A Nation in Shock
Read Time: 10 minutes
Hello. Today's post is a social commentary on the Charlie Hebdo attacks.
It was January 7th, a Wednesday, just after lunchtime, when I first learned of the attacks.
I was in shock, being a former journalist, my heart sank for my fellow field mates. I have friends and known aquaintances, who have reported from the fields, so I/we understand the risk involved. Yet, for it to happen in broad daylight, inside their news bureau, where they (I shant name them) proceeded to seperate the employees, then specifically call their victims forward was pure and simple, evil. This attack was allegedly to avenge an insult to the prophet Mohammed. Charlie Hebdo is a satirical weekly newspaper, that pokes fun at politics, religion, people, in fact, any of those hot button issues that causes people to react. And react, the nation of France did.
French people believe that this deadly attack, was in fact, an attack on the freedom of speech. Yes, absolutely, I understand their point of view, however the journalist in me keeps asking the deeper questions. I know and believe that terrorism does not have to make sense, yet there seems to be more questions than answers and I am curious and waiting to know the consquences (political platforms, laws, another war, etc.) of this event.
This attack has also created a dialogue among the masses who marched against terrorism in every major city across the country last Sunday. In Paris, you inevidentablely saw a photo op of world leaders standing together, cropped out of the photo was the heavily armed military surrounding them (understandable, of course) meanwhile France's people took to the streets and stood unified while holding signs that read, "Je suis Charlie" and "Not afraid."
In Bordeaux, my city, more than 120,000 people came together in solidarity to stand-up for freedom and unity. It was a beautiful display of a true and great nation.
That said, no, I did not attend because I chose not to. Obviously, I do not support terrorism, not one iota.
What was more shocking to me was the two-thousand people killed in Nigeria, the "deadliest massacre," says Amnesty International carried out by a replusive terrorist group. Nobody seemed interested in that. How can I, standing in a huddled mass, like a sheep being herded, truly make a difference against something I or 'world leaders' can not control? That is what I am attempting to answer. At times, everything seems pointless and irrelevant, yet despite of this, I am full of hope.

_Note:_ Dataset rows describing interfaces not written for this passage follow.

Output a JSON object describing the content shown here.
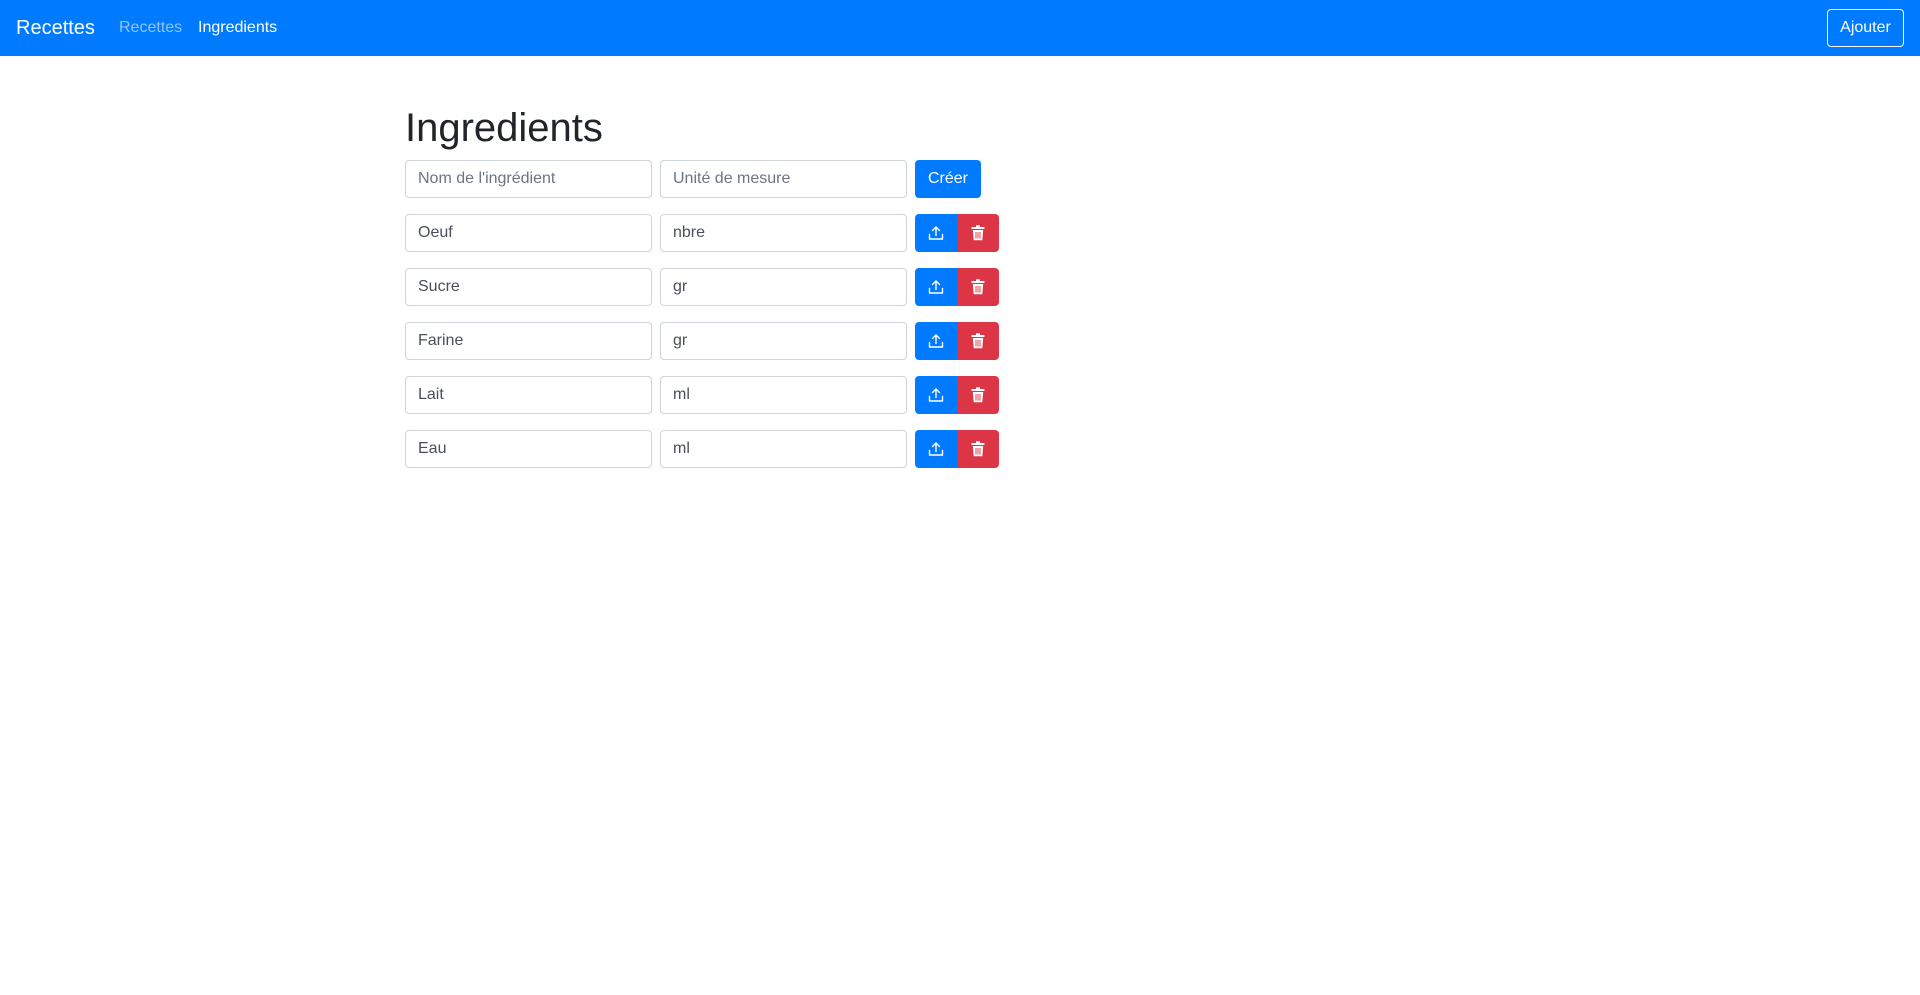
{
  "navbar": {
    "brand": "Recettes",
    "links": [
      {
        "label": "Recettes",
        "active": false
      },
      {
        "label": "Ingredients",
        "active": true
      }
    ],
    "add_button": "Ajouter"
  },
  "page": {
    "title": "Ingredients"
  },
  "create_form": {
    "name_placeholder": "Nom de l'ingrédient",
    "unit_placeholder": "Unité de mesure",
    "create_button": "Créer"
  },
  "ingredients": [
    {
      "name": "Oeuf",
      "unit": "nbre"
    },
    {
      "name": "Sucre",
      "unit": "gr"
    },
    {
      "name": "Farine",
      "unit": "gr"
    },
    {
      "name": "Lait",
      "unit": "ml"
    },
    {
      "name": "Eau",
      "unit": "ml"
    }
  ],
  "icons": {
    "update": "upload-icon",
    "delete": "trash-icon"
  },
  "colors": {
    "primary": "#007bff",
    "danger": "#dc3545"
  }
}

Therefore, like my fellow countrymen and women, I shall symbolically march proudly forward and not be afraid. Yet, I am trepidacious of the consquences of this unspeakable act and I wonder how it will impact my everyday life.
Here are a couple of things that I have already experienced:
I have seen armed military forces and police on stand-by, near popular places throughout my city. They are poised, arm in hand, waiting for something that may or may not happen. This I find odd and honestly, I do not feel safe, even though they are positioned for our safety. Personally, I find it jarring. They are hidden in plain view, so when I am walking around, focused solely on my destination and I see them, I am immediately snapped into a 'everyone is out to get me' mental state. It is a horrible feeling, although nothing compared to those innocent habitants situated in war torn/terrorist run villages, towns, and cities.
On the public transportation intercom system, an announcement asks citizens to report any stand-alone suspect briefcases or packages. There have been a few incidents reported, yet no serious threats.
And, most interesting, French people are going out of their way to be kind. Just yesterday, I asked someone for directions, she placed her two grocery sacks on the sidewalk to give me her full attention and proceeded to give me several options as to where I could find what I was looking for. I stood there stunned and just gawked at her.
I thank her kindly and before leaving she said, "Je suis Charlie." I replied, "Jennifer." When I realized what she actually meant and why she was being kind, I responded, "Je suis vous," meaning I am You, which probably left her just as confused as she left me.
“I am not an Athenian or a Greek, but a citizen of the world.” - Socrates
I have loved her even before knowing her. That statement sums up my feelings for France. For me, it is a priviledge to live in such a beautiful land, however I am more than what it states on my birth certificate and green card.
As Socrates said so eloquently, I am a citizen of the world, I must strive to be the best human possible, for me and for you, for this is my highest calling. When I say, I am You, I mean that there is no seperation between us. I shall exhibit empathy, I shall be conscientious, I shall always attempt to do my best, because Je suis Vous. Je suis Nigeria. Je suis France. Je suis Américaine. Je suis tous le monde. Je suis la terre.
Thank you for reading.
-- Jennifer Scarlett
Bonjour et Bienvenue!
Thank you for stopping by for a spell!
I am a 40-something year old American woman. Born in Texas, raised in Las Vegas!
Frenchified for Life
is a fabulous little lifestyle blog about truly embracing French life!
My intent is to simply inspire you to create something unique and beautiful in your everyday life. The French have this wonderful and annoying habit of seeing the world through rose colored glasses, might as well learn something from them!
That said, I lift my glass to you!
By the way, I mention the name Cachou (or The Cash) a lot, I'm referring to her...